I live in the Mbezi Beach area of Dar es Salaam, which, by U.S. standards, would probably be considered a suburb. It takes about 45 minutes to get downtown (in good traffic), but is still a very populated area. There are houses (and a few apartment buildings) all around us, as well as a little stand-alone stores (dukas), and “strip malls” of dukas, plus fundi’s (craftsmen–shoe repair, sewing, bicycle repair, etc.) and genges (fruit/vegetable stands), and the occasional supermarket (oversized dukas where you can get a wider selection of foods, cleaning supplies, etc.). It is a relatively safe area of town and is much less busy than other parts of Dar.
I think the thing that bugs me is that I don’t know how to send you anything, how much it would cost or even if it can be done?
It can be done, but it is pretty expensive to send anything larger than a letter. My address here is: Abigail Snyder, c/o Amy Ellis, PO Box 105696, Dar es Salaam, Tanzania, East Africa. If you want to send a package, it can get expensive quickly. Mom just mailed a box full of things that I forgot at home (oops!) that cost $60 to send (yikes!!!). There are a few things you can do to minimize the cost, however, so if you are interested in sending a package, contact me or my mom to get the official “Care Package Guidelines” list.
Thanks for sharing in my life with me!
A few closing thoughts, courtesy of Ann Voskamp:
“You are where you are for such a time as this – not to gain anything — but to risk everything.
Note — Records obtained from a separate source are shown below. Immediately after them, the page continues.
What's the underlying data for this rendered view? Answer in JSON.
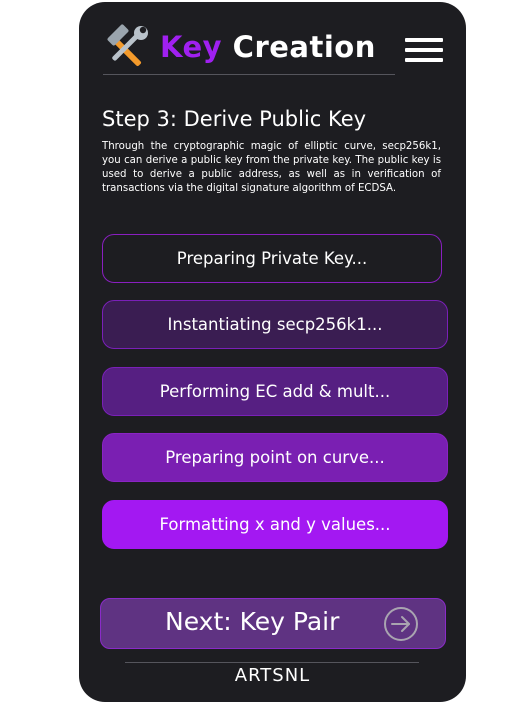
{
  "header": {
    "title_key": "Key",
    "title_rest": "Creation",
    "logo_icon": "tools-icon",
    "menu_icon": "hamburger-menu-icon"
  },
  "step": {
    "title": "Step 3: Derive Public Key",
    "description": "Through the cryptographic magic of elliptic curve, secp256k1, you can derive a public key from the private key. The public key is used to derive a public address, as well as in verification of transactions via the digital signature algorithm of ECDSA."
  },
  "progress_steps": [
    {
      "label": "Preparing Private Key..."
    },
    {
      "label": "Instantiating secp256k1..."
    },
    {
      "label": "Performing EC add & mult..."
    },
    {
      "label": "Preparing point on curve..."
    },
    {
      "label": "Formatting x and y values..."
    }
  ],
  "next_button": {
    "label": "Next: Key Pair",
    "icon": "arrow-right-circle-icon"
  },
  "footer": {
    "brand": "ARTSNL"
  },
  "colors": {
    "background": "#1d1d21",
    "accent": "#a318f2",
    "title_accent": "#a020f0"
  }
}
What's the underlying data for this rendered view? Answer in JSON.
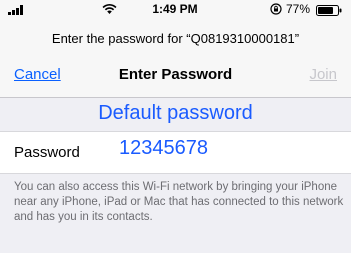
{
  "status_bar": {
    "time": "1:49 PM",
    "battery": "77%",
    "icons": [
      "signal-icon",
      "wifi-icon",
      "orientation-lock-icon",
      "battery-icon"
    ]
  },
  "prompt": "Enter the password for “Q0819310000181”",
  "navbar": {
    "cancel_label": "Cancel",
    "title": "Enter Password",
    "join_label": "Join"
  },
  "annotation": "Default password",
  "password_field": {
    "label": "Password",
    "value": "12345678"
  },
  "footer": "You can also access this Wi-Fi network by bringing your iPhone near any iPhone, iPad or Mac that has connected to this network and has you in its contacts.",
  "colors": {
    "accent": "#0a60ff",
    "annotation": "#1a5bff",
    "disabled": "#c7c7cc"
  }
}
You are where you are for such a time as this — not to make an impression — but to make a difference.”
(Read the rest: A Holy Experience)